20 years ago, the name Mary J. Blige was all the rage, and for good reasons. Known as "The Original Queen of Hip Hop Soul" and a pioneer of contemporary R&B, Blige has had a decades-spanning career that has influenced artists such as Beyoncé, Aaliyah, Ciara, Amerie, Erykah Badu, Lauryn Hill, and many others.
At the same time, her music has helped millions of people around the world cope with the challenges of life, especially as it relates to love and relationships. Of course, she has also done feel-good tracks and motivational numbers that serve to inspire and console ("Family Affair" and "No More Drama," for example. She has been able to do all this by writing songs fueled by her own life experiences, including being in an abusive relationship and struggling with depression and drug addiction.

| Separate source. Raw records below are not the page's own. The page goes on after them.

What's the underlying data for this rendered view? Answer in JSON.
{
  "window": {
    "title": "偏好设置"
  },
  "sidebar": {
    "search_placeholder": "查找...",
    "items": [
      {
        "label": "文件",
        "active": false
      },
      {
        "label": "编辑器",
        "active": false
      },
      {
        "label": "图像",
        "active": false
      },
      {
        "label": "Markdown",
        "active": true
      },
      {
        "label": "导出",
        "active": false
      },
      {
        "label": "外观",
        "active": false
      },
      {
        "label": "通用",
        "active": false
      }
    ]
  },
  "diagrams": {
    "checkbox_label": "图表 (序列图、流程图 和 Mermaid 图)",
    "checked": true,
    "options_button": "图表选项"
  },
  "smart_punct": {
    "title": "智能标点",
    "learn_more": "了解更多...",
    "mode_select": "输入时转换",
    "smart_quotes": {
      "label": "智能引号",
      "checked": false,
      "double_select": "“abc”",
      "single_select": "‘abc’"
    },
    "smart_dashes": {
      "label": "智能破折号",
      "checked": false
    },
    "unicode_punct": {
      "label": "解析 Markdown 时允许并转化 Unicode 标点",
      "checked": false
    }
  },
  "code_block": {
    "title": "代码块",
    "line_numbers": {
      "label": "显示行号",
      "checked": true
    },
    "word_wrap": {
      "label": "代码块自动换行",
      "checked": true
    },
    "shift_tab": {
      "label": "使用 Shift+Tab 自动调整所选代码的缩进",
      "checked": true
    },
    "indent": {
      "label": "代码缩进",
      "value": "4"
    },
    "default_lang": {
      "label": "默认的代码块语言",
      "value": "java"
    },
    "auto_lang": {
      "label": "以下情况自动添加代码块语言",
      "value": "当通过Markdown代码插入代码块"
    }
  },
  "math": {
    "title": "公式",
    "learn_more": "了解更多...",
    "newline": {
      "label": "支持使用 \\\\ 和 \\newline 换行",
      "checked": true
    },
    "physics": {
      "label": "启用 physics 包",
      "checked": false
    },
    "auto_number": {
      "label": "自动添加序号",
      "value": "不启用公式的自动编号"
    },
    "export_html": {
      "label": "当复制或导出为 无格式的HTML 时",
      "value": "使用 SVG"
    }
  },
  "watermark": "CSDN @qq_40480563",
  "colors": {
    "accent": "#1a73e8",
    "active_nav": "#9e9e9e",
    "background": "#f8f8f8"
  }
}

As a songwriter, her story is one that could serve as a blueprint for many trying to write meaningful songs. It is that reason why we decided to shed some light on her songwriting prowess and life. Read on to learn more about Mary J. Blige's journey and how she transformed her experiences into hits.
In the late 1980s, Mary J. Blige was noticed by the R&B Uptown Records after recording “Caught Up in the Rapture” in a shopping mall. But it wasn't until her debut album in 1992 called What's the 411? (produced by Sean “Puffy” Combs) that she began her long and prolific career. To understand Blige and her wealth of music, it is important to read part of an interview she gave to Performing Songwriter magazine in January 2007.
“Songwriting wasn’t something I learned. I was going through hell and just said, ‘You know what? I’m gonna put it on paper.’ I was in so much pain, I didn’t know what to do with everything that was coming out of me. As I wrote songs like “My Life,” I was crying. I was crying [while] writing “I’m the Only Woman.” I was crying [while] writing “Be With You.” Puff was the person A&R-ing the “My Life” project. He always wants everybody to dance and have a good time, so I was afraid to bring this depressing music to him. But when I did, he was like, ‘This is great! I love it, I love it,’ screaming and going crazy. I was like, ‘OK, cool. I guess depression is in’ (laughs). From then on, I continued to write.”
This was, and still is, the driving force behind her music. When Sean Combs produced her first album, he was determined to keep her gritty, 'ghetto' style of music. In fact, Combs originally nicknamed her “The Queen of Ghetto Love," although this was later changed to the moniker that has stuck - the "Queen of Hip-Hop Soul."
Combs may have not been great at nicknames but he got everything else right. At the time, black female singers were mainly represented by soul-heavy women such as Whitney Houston, Mariah Carey, and Janet Jackson, but Combs realized that he could use her East Coast urban roots to her advantage. This unique quality was reflected in What's the 411? to great effect.
However, it was Blige's second album My Life, which should (arguably) be considered the first album from Blige that truly her songwriting abilities to the fore. She wrote an astonishing 14 of the 17 tracks on that record. While there was less than unanimous reviews from the critics, My Life debuted at #7 on the US Billboard 200 chart, selling over 200,000 copies in its first week. The album went on to reach triple platinum status. What made this feat even more impressive was that Blige was suffering from clinical depression, and dealing with an abusive relationship at the time.
Blige has continued to inspire and delight her fans; even though her later albums have not always had the same commercial and critical success as her earlier works. In 2014, Blige released The London Sessions, an album that garnered critical plaudits, but disappointed commercially.
These days, Mary J. Blige is alcohol and drug-free and is (in her own words) fitter and healthier than she has ever been. This is partly due to the support of her husband of 12 years, Kendu Isaacs. The depth of her songwriting contributions is also something she, and all music lovers, can truly be proud of.